A substantial assumption exists that the consolidation of surgical services mirrors the geographic distribution of pediatric anesthesiology fellowship programs. Trainees benefit from the presence of other trainees because this encourages a formative clinical learning environment and promotes an environment of inquiry. The Accreditation Council of Graduate Medical Education requires pediatric anesthesiology fellowships to be sponsored by institutions in which a core anesthesiology residency exists. Identifying overlap between high-capability pediatric hospitals, where fellows in pediatric and surgical specialties train, and the nearly 60 U.S. pediatric anesthesiology fellowship programs may give us clearer understanding of the intersection of these learners in the setting of consolidation. Does consolidation of surgical services suggest that pediatric anesthesiology fellowship trainees and programs should be consolidated? This may be a critical next question in the determination of the impact of pediatric surgical consolidation on education and ideal length for pediatric anesthesiology training.
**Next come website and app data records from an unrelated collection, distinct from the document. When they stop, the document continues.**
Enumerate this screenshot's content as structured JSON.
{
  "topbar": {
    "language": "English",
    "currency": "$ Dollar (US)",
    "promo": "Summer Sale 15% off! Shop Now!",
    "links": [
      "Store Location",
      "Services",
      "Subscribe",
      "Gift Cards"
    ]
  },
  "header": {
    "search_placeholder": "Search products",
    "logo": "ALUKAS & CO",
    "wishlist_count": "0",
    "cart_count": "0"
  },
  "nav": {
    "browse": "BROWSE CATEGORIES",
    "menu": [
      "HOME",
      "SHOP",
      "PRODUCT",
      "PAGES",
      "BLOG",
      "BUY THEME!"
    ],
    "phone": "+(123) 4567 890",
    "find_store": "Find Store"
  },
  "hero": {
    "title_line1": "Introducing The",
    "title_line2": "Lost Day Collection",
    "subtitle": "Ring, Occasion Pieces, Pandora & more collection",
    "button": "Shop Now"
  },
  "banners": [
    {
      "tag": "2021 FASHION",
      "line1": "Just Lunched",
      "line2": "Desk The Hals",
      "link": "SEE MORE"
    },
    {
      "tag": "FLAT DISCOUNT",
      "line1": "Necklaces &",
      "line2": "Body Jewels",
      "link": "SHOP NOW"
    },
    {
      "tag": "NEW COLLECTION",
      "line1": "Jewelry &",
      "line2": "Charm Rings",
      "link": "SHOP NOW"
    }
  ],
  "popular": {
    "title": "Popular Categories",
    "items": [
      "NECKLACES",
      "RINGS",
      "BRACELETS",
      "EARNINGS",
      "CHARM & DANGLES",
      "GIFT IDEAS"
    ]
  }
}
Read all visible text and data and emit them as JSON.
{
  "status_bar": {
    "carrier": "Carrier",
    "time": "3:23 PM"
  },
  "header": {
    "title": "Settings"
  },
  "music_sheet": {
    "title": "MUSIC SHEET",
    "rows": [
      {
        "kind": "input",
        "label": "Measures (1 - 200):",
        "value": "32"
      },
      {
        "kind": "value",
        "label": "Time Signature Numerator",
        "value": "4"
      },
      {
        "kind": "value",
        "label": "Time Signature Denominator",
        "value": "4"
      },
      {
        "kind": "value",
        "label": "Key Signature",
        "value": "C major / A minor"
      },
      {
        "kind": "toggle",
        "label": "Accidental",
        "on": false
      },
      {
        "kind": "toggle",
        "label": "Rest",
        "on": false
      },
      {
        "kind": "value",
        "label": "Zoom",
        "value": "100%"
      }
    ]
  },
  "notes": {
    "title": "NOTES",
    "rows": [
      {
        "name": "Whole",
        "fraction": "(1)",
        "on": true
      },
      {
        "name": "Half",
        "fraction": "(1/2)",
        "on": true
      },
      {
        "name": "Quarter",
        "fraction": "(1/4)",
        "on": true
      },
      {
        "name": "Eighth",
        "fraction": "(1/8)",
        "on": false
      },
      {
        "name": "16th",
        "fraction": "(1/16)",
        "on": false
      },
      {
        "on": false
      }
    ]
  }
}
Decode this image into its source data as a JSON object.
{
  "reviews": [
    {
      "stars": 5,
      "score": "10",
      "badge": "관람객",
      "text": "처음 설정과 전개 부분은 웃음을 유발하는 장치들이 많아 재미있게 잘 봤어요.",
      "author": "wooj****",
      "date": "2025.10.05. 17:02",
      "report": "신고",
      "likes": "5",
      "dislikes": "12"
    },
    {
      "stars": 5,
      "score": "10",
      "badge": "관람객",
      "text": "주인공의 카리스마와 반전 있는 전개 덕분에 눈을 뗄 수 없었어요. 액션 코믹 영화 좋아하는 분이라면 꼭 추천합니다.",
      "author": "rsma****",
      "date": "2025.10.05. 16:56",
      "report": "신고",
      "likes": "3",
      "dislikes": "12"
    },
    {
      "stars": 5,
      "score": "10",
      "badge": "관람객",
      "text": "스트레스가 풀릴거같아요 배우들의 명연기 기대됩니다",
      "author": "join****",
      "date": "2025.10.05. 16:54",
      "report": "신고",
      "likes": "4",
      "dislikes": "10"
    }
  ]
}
The consolidation of pediatric surgical care also calls into question what defines the “right” subspecialty education of anesthesia generalists. Current Accreditation Council of Graduate Medical Education program requirements mandate that core residents “demonstrate competence in anesthetic management … [through] experience … [caring] for … 20 children … younger than three years of age, including five younger than three months… .”8 Do these numbers assure “competence in anesthetic management”? Why must future generalist anesthesiologists care for 5 children younger than 3 months of age? Might the consolidation of pediatric surgical services to high-capability centers justify changing requirements to better suit the generalist who may likely never care for an infant again?
No doubt the implications of health service forces can be profound. Their consequences for the education of future pediatric anesthesiologists are critical to consider. The full impact of McManus and Franca’s work raises the fundamental question of whether the best medical care requires subspecialty-trained anesthesiologists. This same question must be generalized to all anesthesiology education as these issues apply to all of our subspecialties.
This work was supported by the Department of Anesthesiology and Pain Management, University of Texas Southwestern Medical Center (Dallas, Texas) and by the Department of Anesthesiology and Critical Care Medicine, Children’s Hospital of Philadelphia (Philadelphia, Pennsylvania).
Dr. Ambardekar is the current chair of the Accreditation Council of Graduate Medical Education Anesthesiology Review Committee (Chicago, Illinois). The views and opinions expressed in this work are those of Dr. Ambardekar and do not represent those of the Accreditation Council of Graduate Medical Education. Dr. Schwartz declares no competing interests.